You all know them, you all had them, and most of you blew them up with firecrackers. Yes, I’m talking about plastic army men. These tiny soldiers of our childhood may have sometimes been blown up by young adolescent pyromania, but they were also at one time the core of gigantic backyard battlefields.
When I was kid all the plastic army men I owned were made in China. They were produced in masses and made with cheap inexpensive plastic. Twenty years later, that’s still how they are made.
For collectors it hasn’t always been that way. In the decades before I was in diapers, there were many plastic army men manufacturers such as Tim-Mee, MPC, and LIDO. These companies manufactured their soldiers in the United States and the quality was excellent.
One of the most popular manufacturers of plastic army men before my time, however, was the Louis Marx Company. Louis Marx Co. manufactured the best plastic soldier molds. The soldiers, vehicles, play-sets and accessories were made of quality plastic. The figures were also highly detailed right on down to their faces. It is because of this high quality and realism that they are still highly sought after today.
One of the best sets Marx ever produced was their Series II American G.I.s. These are commonly referred to as the “Medical” G.I. Set. According to Kent Sprecher’s amazing Toy Soldier’s HQ site, these molds were made from 1963 to 1980.
The most amazing of these molds is the soldier carrying the wounded soldier. It’s actually two separate figures. He is probably the hardest to find of the set today.
There are also three other wounded figures included in this set. One of these is a wounded soldier meant to lie on a stretcher. The stretcher bearers, the wounded soldier, and the stretcher itself are four separate pieces.
There is also a soldier being shot and a crawling wounded.
Besides the wounded, there are also other great soldiers in this set.
One of my favorites is this one with a pistol and an ammo can.
Overall the Marx Medical team is one of the most superb plastic soldier sets ever produced. Interestingly enough, most of the medical team in my collection was purchased at a local thrift store. Others were found on eBay, Toy Soldier’s HQ, and other online trades.
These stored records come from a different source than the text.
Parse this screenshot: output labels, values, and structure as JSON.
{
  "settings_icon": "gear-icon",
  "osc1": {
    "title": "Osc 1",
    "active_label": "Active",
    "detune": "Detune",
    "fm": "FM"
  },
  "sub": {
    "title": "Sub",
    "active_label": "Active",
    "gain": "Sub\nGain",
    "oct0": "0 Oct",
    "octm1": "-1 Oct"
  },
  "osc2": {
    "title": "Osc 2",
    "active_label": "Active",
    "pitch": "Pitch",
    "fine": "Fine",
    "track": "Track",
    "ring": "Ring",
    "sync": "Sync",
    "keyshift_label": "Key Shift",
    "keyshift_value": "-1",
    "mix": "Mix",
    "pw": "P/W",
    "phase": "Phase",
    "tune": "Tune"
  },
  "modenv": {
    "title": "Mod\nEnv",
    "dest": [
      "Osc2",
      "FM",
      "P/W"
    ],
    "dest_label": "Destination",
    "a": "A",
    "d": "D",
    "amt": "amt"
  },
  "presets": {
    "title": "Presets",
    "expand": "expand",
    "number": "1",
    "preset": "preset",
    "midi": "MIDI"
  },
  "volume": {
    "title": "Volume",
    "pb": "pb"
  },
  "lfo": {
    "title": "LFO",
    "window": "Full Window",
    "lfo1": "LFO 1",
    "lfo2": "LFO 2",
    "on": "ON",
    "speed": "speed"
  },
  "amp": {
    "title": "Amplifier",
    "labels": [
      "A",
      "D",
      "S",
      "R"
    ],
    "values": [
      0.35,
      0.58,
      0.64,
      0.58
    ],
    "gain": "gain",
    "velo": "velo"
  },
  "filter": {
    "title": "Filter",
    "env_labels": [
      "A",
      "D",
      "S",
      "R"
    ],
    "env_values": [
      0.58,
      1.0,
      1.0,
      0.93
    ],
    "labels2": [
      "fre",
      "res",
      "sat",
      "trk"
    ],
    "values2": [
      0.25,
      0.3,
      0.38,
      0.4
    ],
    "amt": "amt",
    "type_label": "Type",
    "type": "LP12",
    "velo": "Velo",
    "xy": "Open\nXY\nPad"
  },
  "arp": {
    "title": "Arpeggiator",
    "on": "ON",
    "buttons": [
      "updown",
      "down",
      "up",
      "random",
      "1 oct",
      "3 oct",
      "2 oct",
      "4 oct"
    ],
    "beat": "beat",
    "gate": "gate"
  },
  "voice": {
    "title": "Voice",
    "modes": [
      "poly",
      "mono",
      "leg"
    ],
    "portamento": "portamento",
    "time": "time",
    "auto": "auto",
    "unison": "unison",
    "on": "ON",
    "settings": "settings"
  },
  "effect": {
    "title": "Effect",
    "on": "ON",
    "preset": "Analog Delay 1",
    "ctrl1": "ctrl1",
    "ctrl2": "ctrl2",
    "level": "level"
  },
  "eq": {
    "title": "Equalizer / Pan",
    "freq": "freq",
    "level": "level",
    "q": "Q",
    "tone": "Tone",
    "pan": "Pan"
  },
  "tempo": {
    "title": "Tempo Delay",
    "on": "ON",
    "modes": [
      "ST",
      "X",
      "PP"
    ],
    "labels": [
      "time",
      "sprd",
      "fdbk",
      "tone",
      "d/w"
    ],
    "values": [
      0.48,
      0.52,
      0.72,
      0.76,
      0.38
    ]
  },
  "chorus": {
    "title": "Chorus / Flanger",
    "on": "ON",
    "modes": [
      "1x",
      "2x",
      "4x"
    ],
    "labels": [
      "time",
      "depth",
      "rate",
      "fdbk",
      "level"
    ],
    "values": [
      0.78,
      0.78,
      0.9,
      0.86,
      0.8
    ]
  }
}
That reminds me, if you ever have a chance jump on over the Toy Soldier’s HQ. Not only is the site an excellent source of information, but you can also buy vintage Marx army men! What are you waiting for? Head on over there now and check it out!
All photos are taken by me